Harris writes, “Scripture itself remains a perpetual engine of extremism: because, while He may be many things, the God of the Bible and the Qur’an is not a moderate. Reading scripture more closely, one does not find reasons to be a proper religious lunatic – to fear the fires of hell, to despise non-believers, to persecute homosexuals etc. Of course, anyone can cherry pick scripture and find reasons to love his neighbor and to turn the other cheek. But the more fully a person grants credence to these books, the more he will be convinced that infidels, heretics, and apostates deserve to be smashed to atoms in God’s loving machinery of justice.”

Charles Kimball's book "When Religion Becomes Evil" begins with the following claim: "It is somewhat trite, but nevertheless sadly true, to say that more wars have been waged, more people killed, and these days more evil perpetrated in the name of religion than by any other institutional force in human history.” It’s easy for American Christendom to dismiss this and studies that show increases in religious violence, for it’s something that can be waved away as something that happens over “there” in those “crazy countries.” But lest we forget that it is right wing American Christians that have helped shape Uganda’s anti-gay laws, which carry life imprisonment for homosexual acts and the death penalty for repeat offenders.

The findings of the Pew Research Center’s study confirm the importance of secularism, as one sees a strong connection between governments imposing religious beliefs, customs and norms on its citizens and the outbreak of sectarian violence. Let’s hope America is listening.

By CJ Werleman

CJ Werleman is the author of "Crucifying America" and "God Hates You. Hate Him Back." You can follow him on Twitter:  @cjwerleman

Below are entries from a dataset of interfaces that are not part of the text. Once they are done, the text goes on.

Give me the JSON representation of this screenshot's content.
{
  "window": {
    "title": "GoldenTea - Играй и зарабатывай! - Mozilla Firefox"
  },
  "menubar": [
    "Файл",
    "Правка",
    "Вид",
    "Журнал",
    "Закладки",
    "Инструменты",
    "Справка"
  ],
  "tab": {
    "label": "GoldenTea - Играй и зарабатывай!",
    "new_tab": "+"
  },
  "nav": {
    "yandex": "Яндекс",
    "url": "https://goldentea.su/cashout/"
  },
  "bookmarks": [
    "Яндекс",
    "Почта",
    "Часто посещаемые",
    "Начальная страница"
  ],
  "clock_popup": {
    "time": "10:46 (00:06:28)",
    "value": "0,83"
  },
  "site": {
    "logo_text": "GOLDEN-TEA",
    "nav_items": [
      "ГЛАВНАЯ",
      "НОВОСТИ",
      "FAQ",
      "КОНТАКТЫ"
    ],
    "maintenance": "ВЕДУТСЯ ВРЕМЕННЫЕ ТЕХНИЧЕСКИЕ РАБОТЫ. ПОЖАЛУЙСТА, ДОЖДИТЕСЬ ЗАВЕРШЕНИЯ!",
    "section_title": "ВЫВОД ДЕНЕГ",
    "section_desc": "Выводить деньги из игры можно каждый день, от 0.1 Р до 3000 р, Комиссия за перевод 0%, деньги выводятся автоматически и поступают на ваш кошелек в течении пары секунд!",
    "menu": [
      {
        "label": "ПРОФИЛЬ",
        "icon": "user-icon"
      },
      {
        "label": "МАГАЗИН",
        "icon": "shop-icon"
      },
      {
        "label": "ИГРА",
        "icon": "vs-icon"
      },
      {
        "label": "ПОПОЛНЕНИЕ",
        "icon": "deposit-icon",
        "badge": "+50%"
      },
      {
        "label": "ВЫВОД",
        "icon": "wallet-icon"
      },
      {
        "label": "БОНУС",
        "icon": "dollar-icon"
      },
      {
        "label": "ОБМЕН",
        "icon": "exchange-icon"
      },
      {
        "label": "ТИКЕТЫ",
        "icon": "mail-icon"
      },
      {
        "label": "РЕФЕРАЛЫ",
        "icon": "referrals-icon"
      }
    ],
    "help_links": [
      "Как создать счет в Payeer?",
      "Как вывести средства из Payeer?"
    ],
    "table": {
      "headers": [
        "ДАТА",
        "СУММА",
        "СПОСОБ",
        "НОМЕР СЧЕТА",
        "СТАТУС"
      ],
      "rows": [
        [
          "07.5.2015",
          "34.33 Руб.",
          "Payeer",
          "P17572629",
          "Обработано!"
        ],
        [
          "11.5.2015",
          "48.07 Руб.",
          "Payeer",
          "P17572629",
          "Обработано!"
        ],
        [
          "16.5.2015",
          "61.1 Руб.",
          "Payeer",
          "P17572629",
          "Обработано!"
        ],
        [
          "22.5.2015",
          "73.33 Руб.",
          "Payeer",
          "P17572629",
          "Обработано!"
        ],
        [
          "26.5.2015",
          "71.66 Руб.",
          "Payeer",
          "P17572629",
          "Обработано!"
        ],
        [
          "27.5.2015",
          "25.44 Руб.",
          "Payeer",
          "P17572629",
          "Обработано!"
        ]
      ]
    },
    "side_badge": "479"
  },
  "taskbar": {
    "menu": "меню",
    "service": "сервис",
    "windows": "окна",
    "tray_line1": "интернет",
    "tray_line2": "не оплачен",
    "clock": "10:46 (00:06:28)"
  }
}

Related Topics ------------------------------------------

Alternet Conflict Pew Research Center Religion Religious Violence War